ty discovered the underside
was falling apart and was
severely rusted from sitting
outside for more than a cen-
tury. Pieces were falling off.
The museum decided
then to raise the money to re-
store the cannon and the cap-
stan. They shipped it to Col-
lege Station, Texas, in 2012,
where repair work began.
The restoration cost
$50,000 between the con-
servation process and ship-
ping. Coaster Construction
had to tear down a wall to
get the one-ton cannon out
of the museum for repair.
Submitted Photo
The original cannon of Cannon Beach was found in 1898 and
has resided in a variety of locales, from in front of the post
office in Arch Cape, to along Highway 101 at scenic vistas.
Submitted Photo
A crew from Coaster Construction works to get the USS Shark cannon out of the Cannon
Beach History Center and Museum.
The Shark’s capstan, used to
raise and lower the anchor of
a ship, had not been treated
well, either, Trucke said.
Chemical bath
Leading the way in ma-
rine conservation, staff and
students at Texas A&M gave
the cannon a special chemi-
cal bath to remove rust. They
used dental tools on the cap-
stan because it was so deli-
cate, Trucke added.
The cannon and capstan
were both later dipped into
wax, which soaks into the
objects and creates a protec-
tive seal, she noted. It was
returned to Cannon Beach
last fall. “When they got
here and we opened up the
crates, the cannon and cap-
stan looked like they were
brand new off the ship,”
Trucke said.
But the museum did not
have the facilities for prop-
erly storing or displaying
the cannon. Trucke said the
cannon and capstan need a
humidity level of 40 percent

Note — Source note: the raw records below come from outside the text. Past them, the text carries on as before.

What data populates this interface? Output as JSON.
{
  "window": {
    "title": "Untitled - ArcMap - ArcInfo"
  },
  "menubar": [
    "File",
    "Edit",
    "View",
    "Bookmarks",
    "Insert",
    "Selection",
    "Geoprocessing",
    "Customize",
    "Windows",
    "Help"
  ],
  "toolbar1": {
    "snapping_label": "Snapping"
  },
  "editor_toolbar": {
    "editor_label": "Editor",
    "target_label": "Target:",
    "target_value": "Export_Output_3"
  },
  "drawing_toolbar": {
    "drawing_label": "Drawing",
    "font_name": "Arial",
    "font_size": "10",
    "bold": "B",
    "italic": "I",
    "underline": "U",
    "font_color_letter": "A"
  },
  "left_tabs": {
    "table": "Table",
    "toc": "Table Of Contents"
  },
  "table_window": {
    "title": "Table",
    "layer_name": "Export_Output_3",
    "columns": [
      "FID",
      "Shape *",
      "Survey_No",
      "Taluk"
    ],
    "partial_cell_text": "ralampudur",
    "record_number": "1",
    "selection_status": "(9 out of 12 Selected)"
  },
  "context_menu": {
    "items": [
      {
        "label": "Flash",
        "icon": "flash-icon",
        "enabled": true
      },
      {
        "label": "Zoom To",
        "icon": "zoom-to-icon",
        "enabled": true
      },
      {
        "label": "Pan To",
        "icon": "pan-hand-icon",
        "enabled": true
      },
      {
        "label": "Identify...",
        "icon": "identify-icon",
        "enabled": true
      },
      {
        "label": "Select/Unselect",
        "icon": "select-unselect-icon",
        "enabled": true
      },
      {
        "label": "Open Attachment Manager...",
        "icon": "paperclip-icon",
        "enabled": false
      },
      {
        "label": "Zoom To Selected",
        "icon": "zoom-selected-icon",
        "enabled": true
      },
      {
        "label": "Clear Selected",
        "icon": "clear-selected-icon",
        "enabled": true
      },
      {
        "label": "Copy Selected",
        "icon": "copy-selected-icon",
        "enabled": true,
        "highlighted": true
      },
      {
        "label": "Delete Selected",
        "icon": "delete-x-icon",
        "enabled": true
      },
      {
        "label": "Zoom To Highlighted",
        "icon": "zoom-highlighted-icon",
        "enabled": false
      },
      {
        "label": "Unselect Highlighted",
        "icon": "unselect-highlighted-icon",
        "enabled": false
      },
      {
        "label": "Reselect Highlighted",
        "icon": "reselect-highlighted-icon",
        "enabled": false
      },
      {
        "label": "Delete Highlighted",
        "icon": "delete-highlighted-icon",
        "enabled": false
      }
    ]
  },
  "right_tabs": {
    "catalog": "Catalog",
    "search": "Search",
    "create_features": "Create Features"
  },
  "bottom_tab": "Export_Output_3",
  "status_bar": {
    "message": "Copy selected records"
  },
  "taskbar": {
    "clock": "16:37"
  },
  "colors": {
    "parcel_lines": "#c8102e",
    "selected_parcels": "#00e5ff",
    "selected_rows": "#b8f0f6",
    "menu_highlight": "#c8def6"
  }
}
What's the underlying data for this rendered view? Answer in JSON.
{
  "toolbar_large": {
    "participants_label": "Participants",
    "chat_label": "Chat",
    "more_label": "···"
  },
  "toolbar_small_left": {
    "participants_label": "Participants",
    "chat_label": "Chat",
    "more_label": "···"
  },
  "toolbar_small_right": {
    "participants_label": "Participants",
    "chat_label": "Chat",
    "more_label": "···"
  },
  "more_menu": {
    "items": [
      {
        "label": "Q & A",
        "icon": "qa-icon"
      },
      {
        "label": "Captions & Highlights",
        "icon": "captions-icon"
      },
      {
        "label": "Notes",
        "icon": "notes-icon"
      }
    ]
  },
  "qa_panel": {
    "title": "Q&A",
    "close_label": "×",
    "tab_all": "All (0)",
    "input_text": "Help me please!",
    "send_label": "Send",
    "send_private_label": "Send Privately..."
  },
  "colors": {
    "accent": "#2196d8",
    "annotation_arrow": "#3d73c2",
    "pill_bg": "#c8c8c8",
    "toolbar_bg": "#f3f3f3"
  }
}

or lower. The museum has a
humidity level of about 60
While planning began for
a future exhibit, scheduled
for January, the cannon and
capstan were shipped to the
maritime museum. They
now await a return to Can-
non Beach.
A GoFundMe account
called “Save Our Cannon”
seeks to help pay for the
design, construction and
installation of the new ex-
hibit, estimated at a cost of
$30,000. The museum plans
to hire Formations, a de-
sign company in Portland,
to construct the microenvi-
ronment. The Braemar Trust
recently awarded the muse-
um $10,000 for the project.
Remaining funds are being
sought through contribu-
“What a great cause for
something so important to
our history,” wrote Kelly
Mauer, who made a donation
on GoFundMe.
Cultural identity
The cannon, Trucke said,
Submitted Photo
Submitted Photo
The Cannon Beach History
Center and Museum’s cap-
stan after a chemical treat-
ment at Texas A&M.
Juanita Kincaid and Rob-
ert Kenney sit on top of
the cannon in Arch Cape in
has become a part of the
city’s cultural identity and
an international tourist at-
traction. “It’s almost as icon-
ic of an image as Haystack
Rock,” she said.
It even has a cocktail
named after it.
If the funds are raised
and the exhibit moves
ahead as planned, the can-
non will be a celebration
for not just Cannon Beach,
but for Arch Cape and
South County.
“It’s the community’s,”
Trucke said, “it’s not the mu-